BEIS - Restoring trust in audit and corporate governance
Department for Business Energy and Industrial Strategy
Restoring trust in audit and corporate governance
Global Infrastructure Investor Association (GIIA) is the membership body for the world’s leading investors in infrastructure, and advisors to the sector, who collectively represent nearly US$1 trillion of infrastructure assets under management across 66 countries. Our members are investing today to provide the smart, sustainable and innovative infrastructure needed for our communities and economies to thrive. The investor member base of GIIA is diverse and ranges from fund managers, pension funds, insurers, corporate investors and sovereign wealth funds (a list of GIIA members can be found at http://giia.net/membership). We are therefore well placed to provide the committee with the views of the global infrastructure investor community.
In the UK, GIIA members are responsible for a significant source of foreign direct investment that boosts the UK economy through their investments in various private companies. This includes:
• Major investments in 17 of the UK’s 20 airports, which account for 94.4% of total passengers.
• Supporting almost 120,000 jobs in the nation’s privately owned ports.
• Supplying 2/3 of UK household’s water needs.
• Providing an additional 14 million households with full fibre internet while continuing to invest in 5G technology.
• Producing 32% of the UK’s entire renewable energy capacity.
In relation to the BEIS consultation ‘restoring trust in audit and corporate governance’ we are keen to provide the perspective of institutional investors in infrastructure. This letter therefore acts as a high-level position statement on behalf of the institutional investor community on the issues raised in the consultation paper published on 18th March 2021.
GIIA investors are concerned that the proposed reforms could result in significant changes for private companies. We believe that the reforms as proposed, particularly related to the appointment of independent Directors and the increased accountability attached to these roles, could negatively impact the operations of the UK’s private infrastructure investors, to the detriment of long-term strategic ambitions for Levelling Up, Net Zero and climate resilience.
The main area of concern for GIIA investors is around the proposal to require private companies to appoint a majority of independent Directors to company Boards. GIIA investors consider that such a move would serve to make Boards unwieldy and worsen corporate governance, particularly given that private companies often have multiple owners and therefore multiple Board seats. This could act as an increased administrative and regulatory burden on private companies, reducing efficiency and could ultimately work against the objectives of the review to improve corporate governance, reporting and accountability.

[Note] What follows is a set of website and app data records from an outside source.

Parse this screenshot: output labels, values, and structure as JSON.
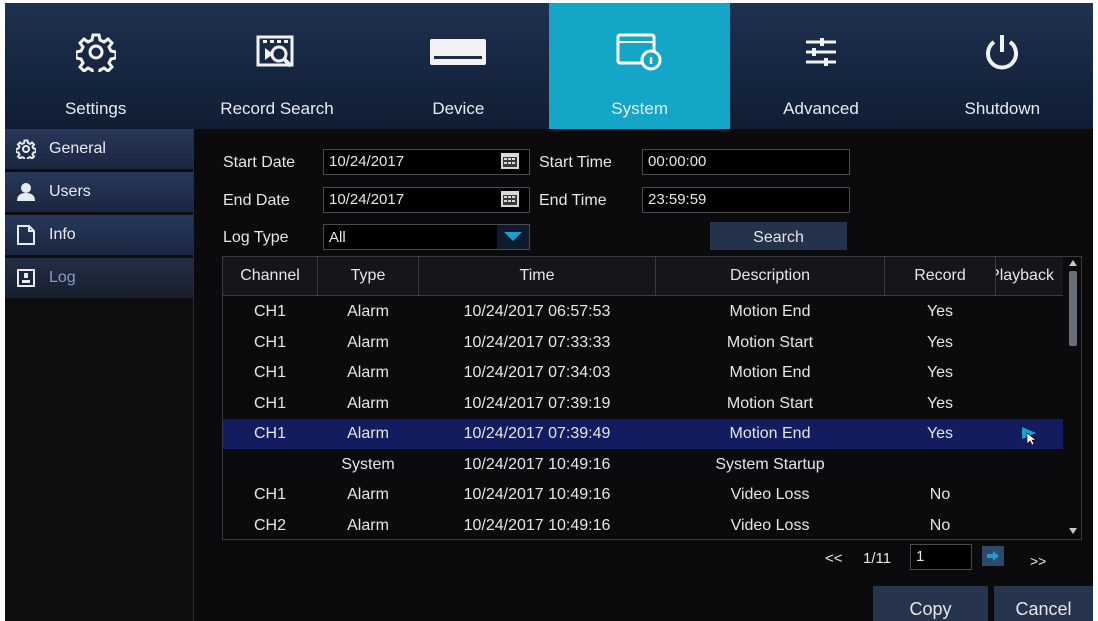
{
  "nav": {
    "items": [
      {
        "label": "Settings",
        "icon": "gear-icon"
      },
      {
        "label": "Record Search",
        "icon": "record-search-icon"
      },
      {
        "label": "Device",
        "icon": "hdd-icon"
      },
      {
        "label": "System",
        "icon": "system-info-icon",
        "active": true
      },
      {
        "label": "Advanced",
        "icon": "sliders-icon"
      },
      {
        "label": "Shutdown",
        "icon": "power-icon"
      }
    ]
  },
  "sidebar": {
    "items": [
      {
        "label": "General",
        "icon": "gear-icon"
      },
      {
        "label": "Users",
        "icon": "user-icon"
      },
      {
        "label": "Info",
        "icon": "document-icon"
      },
      {
        "label": "Log",
        "icon": "log-icon",
        "active": true
      }
    ]
  },
  "filters": {
    "start_date_label": "Start Date",
    "start_date_value": "10/24/2017",
    "start_time_label": "Start Time",
    "start_time_value": "00:00:00",
    "end_date_label": "End Date",
    "end_date_value": "10/24/2017",
    "end_time_label": "End Time",
    "end_time_value": "23:59:59",
    "log_type_label": "Log Type",
    "log_type_value": "All",
    "search_label": "Search"
  },
  "table": {
    "headers": [
      "Channel",
      "Type",
      "Time",
      "Description",
      "Record",
      "Playback"
    ],
    "rows": [
      {
        "channel": "CH1",
        "type": "Alarm",
        "time": "10/24/2017 06:57:53",
        "description": "Motion End",
        "record": "Yes"
      },
      {
        "channel": "CH1",
        "type": "Alarm",
        "time": "10/24/2017 07:33:33",
        "description": "Motion Start",
        "record": "Yes"
      },
      {
        "channel": "CH1",
        "type": "Alarm",
        "time": "10/24/2017 07:34:03",
        "description": "Motion End",
        "record": "Yes"
      },
      {
        "channel": "CH1",
        "type": "Alarm",
        "time": "10/24/2017 07:39:19",
        "description": "Motion Start",
        "record": "Yes"
      },
      {
        "channel": "CH1",
        "type": "Alarm",
        "time": "10/24/2017 07:39:49",
        "description": "Motion End",
        "record": "Yes",
        "selected": true,
        "playback": true
      },
      {
        "channel": "",
        "type": "System",
        "time": "10/24/2017 10:49:16",
        "description": "System Startup",
        "record": ""
      },
      {
        "channel": "CH1",
        "type": "Alarm",
        "time": "10/24/2017 10:49:16",
        "description": "Video Loss",
        "record": "No"
      },
      {
        "channel": "CH2",
        "type": "Alarm",
        "time": "10/24/2017 10:49:16",
        "description": "Video Loss",
        "record": "No"
      }
    ]
  },
  "pager": {
    "prev": "<<",
    "page_info": "1/11",
    "page_input": "1",
    "next": ">>"
  },
  "buttons": {
    "copy": "Copy",
    "cancel": "Cancel"
  },
  "colors": {
    "active_tab": "#13a6c6",
    "selected_row": "#121c5e",
    "accent": "#1a9fd0"
  }
}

The second area of concern is around the way the review proposes to increase accountability for company Non-Executive Directors (NED’s). It is often challenging for private companies to secure high quality non-executive Directors, given that there is a limited pool of talent from which to call upon within any given sector, with the time and experience to adequately perform such a role diligently. The Government’s reforms in this area propose to increase the burden of accountability on NED’s for relatively modest remuneration which could serve to reduce the appeal of becoming a NED for a private company/PIE, thereby further reducing the pool of talent for companies to acquire Board Directors, and also potentially diminishing the quality of the Director’s that are appointed.
The proposals could pose difficult challenges for private infrastructure investors’ operations in the UK which will play a fundamental role in the transition to post-pandemic growth. As the UK emerges from the COVID-19 crisis and seeks to secure a path to a sustainable economic recovery, it is vital that we are able to maintain the UK’s attractiveness as a destination for domestic and international infrastructure investment. The proposals as envisaged in the review risk damaging investor sentiment to the detriment of international inward investment to UK infrastructure.
For more information about GIIA and the contents of this submission please contact John Kavanagh, Head of Policy and Public Affairs: